# ACTIVITY
In this exercise, every entry below is to be reproduced word for word.
+++++
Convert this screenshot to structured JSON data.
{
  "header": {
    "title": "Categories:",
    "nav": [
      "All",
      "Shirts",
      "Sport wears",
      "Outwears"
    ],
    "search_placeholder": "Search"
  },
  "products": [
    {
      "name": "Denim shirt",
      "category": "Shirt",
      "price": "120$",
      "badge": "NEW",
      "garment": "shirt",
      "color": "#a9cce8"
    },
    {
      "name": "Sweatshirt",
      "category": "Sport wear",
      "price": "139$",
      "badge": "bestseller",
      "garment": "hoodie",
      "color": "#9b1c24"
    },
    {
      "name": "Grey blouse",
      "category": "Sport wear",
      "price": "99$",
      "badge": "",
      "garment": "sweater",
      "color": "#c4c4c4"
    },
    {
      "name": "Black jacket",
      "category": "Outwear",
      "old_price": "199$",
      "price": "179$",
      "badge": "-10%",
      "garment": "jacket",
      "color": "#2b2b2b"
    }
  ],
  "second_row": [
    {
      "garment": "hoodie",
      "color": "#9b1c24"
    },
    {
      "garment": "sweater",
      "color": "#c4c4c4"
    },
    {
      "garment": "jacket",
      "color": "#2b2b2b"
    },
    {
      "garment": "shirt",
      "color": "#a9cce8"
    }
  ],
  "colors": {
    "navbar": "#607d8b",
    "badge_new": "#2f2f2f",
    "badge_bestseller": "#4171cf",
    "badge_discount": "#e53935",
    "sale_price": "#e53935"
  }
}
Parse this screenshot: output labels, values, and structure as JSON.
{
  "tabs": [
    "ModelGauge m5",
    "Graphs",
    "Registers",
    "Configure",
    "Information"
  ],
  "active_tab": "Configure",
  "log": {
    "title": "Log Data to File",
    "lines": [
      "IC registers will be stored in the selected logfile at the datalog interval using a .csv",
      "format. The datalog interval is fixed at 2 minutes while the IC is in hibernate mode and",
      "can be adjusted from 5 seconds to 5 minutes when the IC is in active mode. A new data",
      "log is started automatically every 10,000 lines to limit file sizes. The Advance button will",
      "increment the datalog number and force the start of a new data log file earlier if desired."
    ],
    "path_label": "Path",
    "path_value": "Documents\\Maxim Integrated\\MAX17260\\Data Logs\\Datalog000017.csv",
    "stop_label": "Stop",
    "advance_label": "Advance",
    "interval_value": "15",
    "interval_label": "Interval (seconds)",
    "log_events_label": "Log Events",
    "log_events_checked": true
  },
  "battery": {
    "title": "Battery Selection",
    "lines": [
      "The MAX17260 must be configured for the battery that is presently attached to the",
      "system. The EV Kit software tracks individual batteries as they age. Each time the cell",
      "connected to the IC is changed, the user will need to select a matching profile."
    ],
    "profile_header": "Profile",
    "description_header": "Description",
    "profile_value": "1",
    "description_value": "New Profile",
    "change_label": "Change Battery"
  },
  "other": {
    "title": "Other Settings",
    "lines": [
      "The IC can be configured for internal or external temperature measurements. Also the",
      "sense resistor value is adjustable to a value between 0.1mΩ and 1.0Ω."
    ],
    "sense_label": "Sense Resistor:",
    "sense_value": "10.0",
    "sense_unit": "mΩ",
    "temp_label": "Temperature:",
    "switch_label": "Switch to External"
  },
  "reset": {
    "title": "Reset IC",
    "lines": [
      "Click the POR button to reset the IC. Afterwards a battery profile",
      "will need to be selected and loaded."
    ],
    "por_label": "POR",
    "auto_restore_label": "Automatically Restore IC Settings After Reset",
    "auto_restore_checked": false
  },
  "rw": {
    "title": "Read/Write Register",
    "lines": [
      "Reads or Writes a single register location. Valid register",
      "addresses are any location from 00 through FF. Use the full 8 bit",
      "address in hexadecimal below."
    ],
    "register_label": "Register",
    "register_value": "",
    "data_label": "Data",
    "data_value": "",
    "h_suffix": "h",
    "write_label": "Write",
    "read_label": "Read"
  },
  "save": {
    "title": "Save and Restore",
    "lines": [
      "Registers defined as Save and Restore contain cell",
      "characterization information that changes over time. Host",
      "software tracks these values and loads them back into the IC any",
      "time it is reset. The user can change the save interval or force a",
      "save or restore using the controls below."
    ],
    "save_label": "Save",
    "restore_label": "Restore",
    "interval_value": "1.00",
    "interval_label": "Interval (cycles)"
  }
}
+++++
# SOLUTION FOR THIS TASK
Convert this screenshot to structured JSON data.
{
  "header": {
    "title": "Categories:",
    "nav": [
      "All",
      "Shirts",
      "Sport wears",
      "Outwears"
    ],
    "search_placeholder": "Search"
  },
  "products": [
    {
      "name": "Denim shirt",
      "category": "Shirt",
      "price": "120$",
      "badge": "NEW",
      "garment": "shirt",
      "color": "#a9cce8"
    },
    {
      "name": "Sweatshirt",
      "category": "Sport wear",
      "price": "139$",
      "badge": "bestseller",
      "garment": "hoodie",
      "color": "#9b1c24"
    },
    {
      "name": "Grey blouse",
      "category": "Sport wear",
      "price": "99$",
      "badge": "",
      "garment": "sweater",
      "color": "#c4c4c4"
    },
    {
      "name": "Black jacket",
      "category": "Outwear",
      "old_price": "199$",
      "price": "179$",
      "badge": "-10%",
      "garment": "jacket",
      "color": "#2b2b2b"
    }
  ],
  "second_row": [
    {
      "garment": "hoodie",
      "color": "#9b1c24"
    },
    {
      "garment": "sweater",
      "color": "#c4c4c4"
    },
    {
      "garment": "jacket",
      "color": "#2b2b2b"
    },
    {
      "garment": "shirt",
      "color": "#a9cce8"
    }
  ],
  "colors": {
    "navbar": "#607d8b",
    "badge_new": "#2f2f2f",
    "badge_bestseller": "#4171cf",
    "badge_discount": "#e53935",
    "sale_price": "#e53935"
  }
}
Parse this screenshot: output labels, values, and structure as JSON.
{
  "tabs": [
    "ModelGauge m5",
    "Graphs",
    "Registers",
    "Configure",
    "Information"
  ],
  "active_tab": "Configure",
  "log": {
    "title": "Log Data to File",
    "lines": [
      "IC registers will be stored in the selected logfile at the datalog interval using a .csv",
      "format. The datalog interval is fixed at 2 minutes while the IC is in hibernate mode and",
      "can be adjusted from 5 seconds to 5 minutes when the IC is in active mode. A new data",
      "log is started automatically every 10,000 lines to limit file sizes. The Advance button will",
      "increment the datalog number and force the start of a new data log file earlier if desired."
    ],
    "path_label": "Path",
    "path_value": "Documents\\Maxim Integrated\\MAX17260\\Data Logs\\Datalog000017.csv",
    "stop_label": "Stop",
    "advance_label": "Advance",
    "interval_value": "15",
    "interval_label": "Interval (seconds)",
    "log_events_label": "Log Events",
    "log_events_checked": true
  },
  "battery": {
    "title": "Battery Selection",
    "lines": [
      "The MAX17260 must be configured for the battery that is presently attached to the",
      "system. The EV Kit software tracks individual batteries as they age. Each time the cell",
      "connected to the IC is changed, the user will need to select a matching profile."
    ],
    "profile_header": "Profile",
    "description_header": "Description",
    "profile_value": "1",
    "description_value": "New Profile",
    "change_label": "Change Battery"
  },
  "other": {
    "title": "Other Settings",
    "lines": [
      "The IC can be configured for internal or external temperature measurements. Also the",
      "sense resistor value is adjustable to a value between 0.1mΩ and 1.0Ω."
    ],
    "sense_label": "Sense Resistor:",
    "sense_value": "10.0",
    "sense_unit": "mΩ",
    "temp_label": "Temperature:",
    "switch_label": "Switch to External"
  },
  "reset": {
    "title": "Reset IC",
    "lines": [
      "Click the POR button to reset the IC. Afterwards a battery profile",
      "will need to be selected and loaded."
    ],
    "por_label": "POR",
    "auto_restore_label": "Automatically Restore IC Settings After Reset",
    "auto_restore_checked": false
  },
  "rw": {
    "title": "Read/Write Register",
    "lines": [
      "Reads or Writes a single register location. Valid register",
      "addresses are any location from 00 through FF. Use the full 8 bit",
      "address in hexadecimal below."
    ],
    "register_label": "Register",
    "register_value": "",
    "data_label": "Data",
    "data_value": "",
    "h_suffix": "h",
    "write_label": "Write",
    "read_label": "Read"
  },
  "save": {
    "title": "Save and Restore",
    "lines": [
      "Registers defined as Save and Restore contain cell",
      "characterization information that changes over time. Host",
      "software tracks these values and loads them back into the IC any",
      "time it is reset. The user can change the save interval or force a",
      "save or restore using the controls below."
    ],
    "save_label": "Save",
    "restore_label": "Restore",
    "interval_value": "1.00",
    "interval_label": "Interval (cycles)"
  }
}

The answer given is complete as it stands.